A congressional showdown with China over its currency policies abated yesterday, as two U.S. senators said they had received assurances from Treasury Secretary John W. Snow and Federal Reserve Board Chairman Alan Greenspan that Beijing would soon allow the value of the yuan to rise.
But a new confrontation erupted over the bid by a Chinese company to buy a U.S. oil producer, as the House overwhelmingly voted in favor of legislation aimed at blocking the Bush administration from approving the deal.
Sens. Charles E. Schumer (D-N.Y.) and Lindsey O. Graham (R-S.C.), who sponsored a widely backed bill threatening to penalize Beijing for manipulating its currency, said they would postpone the legislation until later this year. Their announcement followed a meeting in the Capitol with Snow and Greenspan.
"They have convinced us that the likelihood of real progress in China on currency revaluation is very real and could well occur in a very short while, in the next few months," Schumer said. "If we can get there by accommodation, so much the better."
The agreement by the senators to hold off on their bill defused a battle over Beijing's policy of fixing the value of the yuan at 8.3 per U.S. dollar. Critics contend that it gives Chinese companies an unfair advantage in international markets by keeping the yuan's value artificially low, making it almost impossible for many U.S. manufacturers to compete. The Schumer-Graham bill, which drew the support of 67 senators on a procedural vote in April, would impose duties of 27.5 percent on Chinese goods unless Beijing allows the yuan to rise significantly. A vote had been scheduled for later this month.
The prospect of such stiff duties on Chinese imports has aroused fears of a transpacific trade war, with both Greenspan and Snow imploring Congress that persuasion is more likely than threats to induce concessions from Beijing. Schumer and Graham said that while they would be pleased with a peaceful resolution, their bill had helped force movement by the Chinese. "The 67 votes was a great signal to the Chinese, to the administration, and to the international community," Graham said.
Chinese officials have long said they want to have a more flexible currency but don't want to act too soon, lest they destabilize the nation's financial system. Schumer and Graham did not suggest that Snow and Greenspan made promises about the size or timing of such a step, but Schumer said, "What we've always said is that it has to be significant . . . and Secretary Snow and Chairman Greenspan have indicated that that is very much in the cards."
The evidence of comity on the currency issue contrasted with the uproar over the bid by CNOOC Ltd., of which the Chinese government owns 70 percent, to acquire Unocal Corp.
By a vote of 333 to 92, the House passed an amendment to an appropriations bill that would bar the Treasury Department from spending any money to approve the CNOOC takeover.
The Treasury Department heads an interagency panel, the Committee on Foreign Investment in the United States (CFIUS), that is empowered to block foreign purchases of U.S. companies or insist on changes in the terms, if national security interests are at stake.
CNOOC's proposed takeover, coming at a time of rising oil prices and deepening congressional antipathy toward China's huge trade surplus, has been denounced by lawmakers worried that Chinese control over Unocal's reserves could deprive the U.S. economy of much-needed fuel.

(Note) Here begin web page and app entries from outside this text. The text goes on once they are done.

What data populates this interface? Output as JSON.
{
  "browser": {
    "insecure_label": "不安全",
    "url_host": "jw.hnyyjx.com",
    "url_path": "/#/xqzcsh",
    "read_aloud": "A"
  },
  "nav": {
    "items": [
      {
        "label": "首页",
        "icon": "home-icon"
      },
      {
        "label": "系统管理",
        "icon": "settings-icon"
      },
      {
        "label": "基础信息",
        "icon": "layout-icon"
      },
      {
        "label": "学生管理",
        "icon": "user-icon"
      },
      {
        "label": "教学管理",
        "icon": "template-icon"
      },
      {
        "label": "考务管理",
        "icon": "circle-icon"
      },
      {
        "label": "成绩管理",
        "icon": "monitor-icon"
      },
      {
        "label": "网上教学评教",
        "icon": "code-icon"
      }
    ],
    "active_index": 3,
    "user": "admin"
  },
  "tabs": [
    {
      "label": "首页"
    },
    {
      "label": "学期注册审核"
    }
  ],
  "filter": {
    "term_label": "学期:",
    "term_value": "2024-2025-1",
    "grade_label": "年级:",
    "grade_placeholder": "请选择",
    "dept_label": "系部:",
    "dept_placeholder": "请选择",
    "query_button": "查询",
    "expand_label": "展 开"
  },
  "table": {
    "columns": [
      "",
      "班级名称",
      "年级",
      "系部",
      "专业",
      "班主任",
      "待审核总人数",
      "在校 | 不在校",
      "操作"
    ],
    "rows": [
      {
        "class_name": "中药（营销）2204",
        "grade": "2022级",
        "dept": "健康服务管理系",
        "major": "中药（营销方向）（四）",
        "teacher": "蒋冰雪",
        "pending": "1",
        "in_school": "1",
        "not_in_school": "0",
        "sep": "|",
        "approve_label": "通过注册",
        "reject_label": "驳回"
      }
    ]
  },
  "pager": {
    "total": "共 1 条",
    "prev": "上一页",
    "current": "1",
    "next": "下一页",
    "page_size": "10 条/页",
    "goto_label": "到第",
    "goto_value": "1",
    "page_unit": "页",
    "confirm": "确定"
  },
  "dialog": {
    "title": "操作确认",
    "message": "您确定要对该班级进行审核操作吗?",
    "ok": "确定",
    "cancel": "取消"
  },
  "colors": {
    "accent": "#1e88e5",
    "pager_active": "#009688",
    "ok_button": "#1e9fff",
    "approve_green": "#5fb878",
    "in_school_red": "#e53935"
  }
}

Those fears are derided by many energy experts but are widely shared on Capitol Hill.
"The Chinese bid for Unocal is compelling evidence of America's strategic energy vulnerability," House Minority Leader Nancy Pelosi (D-Calif.) said. "China has clearly decided to meet its growing energy demand by obtaining control of energy assets around the world."
The vote on the amendment, which was offered by Rep. Carolyn Cheeks Kilpatrick (D-Mich.), stunned business leaders, who called it a damaging congressional intrusion in foreign investment.
"This is exactly the kind of thing we hate when it happens to us," said Todd M. Malan, executive director of the Organization for International Investment, a group that represents the U.S. subsidiaries of many foreign companies. "It is exactly the kind of thing the U.S. business community gets concerned about when it happens in Brazil or India or some other country where the legislature interferes in a standard, rigorous review process."
It was not clear what impact Kilpatrick's amendment would have on CNOOC's bid. Even if the legislation clears the Senate and becomes law, it wouldn't necessarily stop President Bush from approving the deal.
"But it does eliminate funding for the CFIUS review," Malan said, so it would prevent government officials from investigating CNOOC, its executives, and the ramifications of its control over Unocal.